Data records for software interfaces
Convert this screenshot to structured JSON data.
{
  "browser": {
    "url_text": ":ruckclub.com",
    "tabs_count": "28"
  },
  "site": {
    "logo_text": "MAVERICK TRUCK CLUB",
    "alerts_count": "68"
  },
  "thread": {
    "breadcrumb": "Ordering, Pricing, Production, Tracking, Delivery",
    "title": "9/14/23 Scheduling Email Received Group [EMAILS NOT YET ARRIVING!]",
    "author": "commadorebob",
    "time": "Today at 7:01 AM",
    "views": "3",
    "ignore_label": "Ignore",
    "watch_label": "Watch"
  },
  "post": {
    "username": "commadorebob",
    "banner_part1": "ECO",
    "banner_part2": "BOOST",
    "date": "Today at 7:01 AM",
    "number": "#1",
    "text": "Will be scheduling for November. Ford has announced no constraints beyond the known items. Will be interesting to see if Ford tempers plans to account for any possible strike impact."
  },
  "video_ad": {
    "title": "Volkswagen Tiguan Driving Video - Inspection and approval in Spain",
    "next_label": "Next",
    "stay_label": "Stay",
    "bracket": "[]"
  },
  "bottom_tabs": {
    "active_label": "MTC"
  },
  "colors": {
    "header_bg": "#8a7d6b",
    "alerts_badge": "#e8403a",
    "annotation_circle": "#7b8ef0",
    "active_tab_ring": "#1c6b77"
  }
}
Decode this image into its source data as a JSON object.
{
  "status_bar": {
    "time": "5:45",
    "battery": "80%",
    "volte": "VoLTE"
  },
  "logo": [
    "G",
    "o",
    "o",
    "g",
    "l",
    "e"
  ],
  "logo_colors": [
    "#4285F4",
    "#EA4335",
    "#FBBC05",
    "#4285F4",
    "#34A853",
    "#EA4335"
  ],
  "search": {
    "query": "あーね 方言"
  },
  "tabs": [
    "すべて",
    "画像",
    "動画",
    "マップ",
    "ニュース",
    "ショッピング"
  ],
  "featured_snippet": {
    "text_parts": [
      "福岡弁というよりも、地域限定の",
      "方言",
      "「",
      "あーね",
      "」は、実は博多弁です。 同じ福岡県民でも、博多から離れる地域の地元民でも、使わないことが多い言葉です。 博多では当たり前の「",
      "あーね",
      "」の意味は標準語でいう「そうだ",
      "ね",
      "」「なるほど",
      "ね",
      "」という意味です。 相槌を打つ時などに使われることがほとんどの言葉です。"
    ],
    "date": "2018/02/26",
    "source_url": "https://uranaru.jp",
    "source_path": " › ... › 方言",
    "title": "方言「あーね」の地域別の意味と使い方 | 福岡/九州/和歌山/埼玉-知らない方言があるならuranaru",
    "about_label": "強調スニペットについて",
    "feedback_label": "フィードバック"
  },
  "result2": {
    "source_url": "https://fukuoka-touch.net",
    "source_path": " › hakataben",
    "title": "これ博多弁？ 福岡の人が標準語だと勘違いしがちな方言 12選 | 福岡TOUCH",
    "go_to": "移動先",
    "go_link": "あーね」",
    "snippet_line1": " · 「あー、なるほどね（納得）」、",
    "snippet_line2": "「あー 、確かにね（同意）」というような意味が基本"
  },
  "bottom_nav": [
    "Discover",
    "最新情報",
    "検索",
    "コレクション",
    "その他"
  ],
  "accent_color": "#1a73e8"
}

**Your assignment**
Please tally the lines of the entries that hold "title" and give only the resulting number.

**Result of the exercise**
4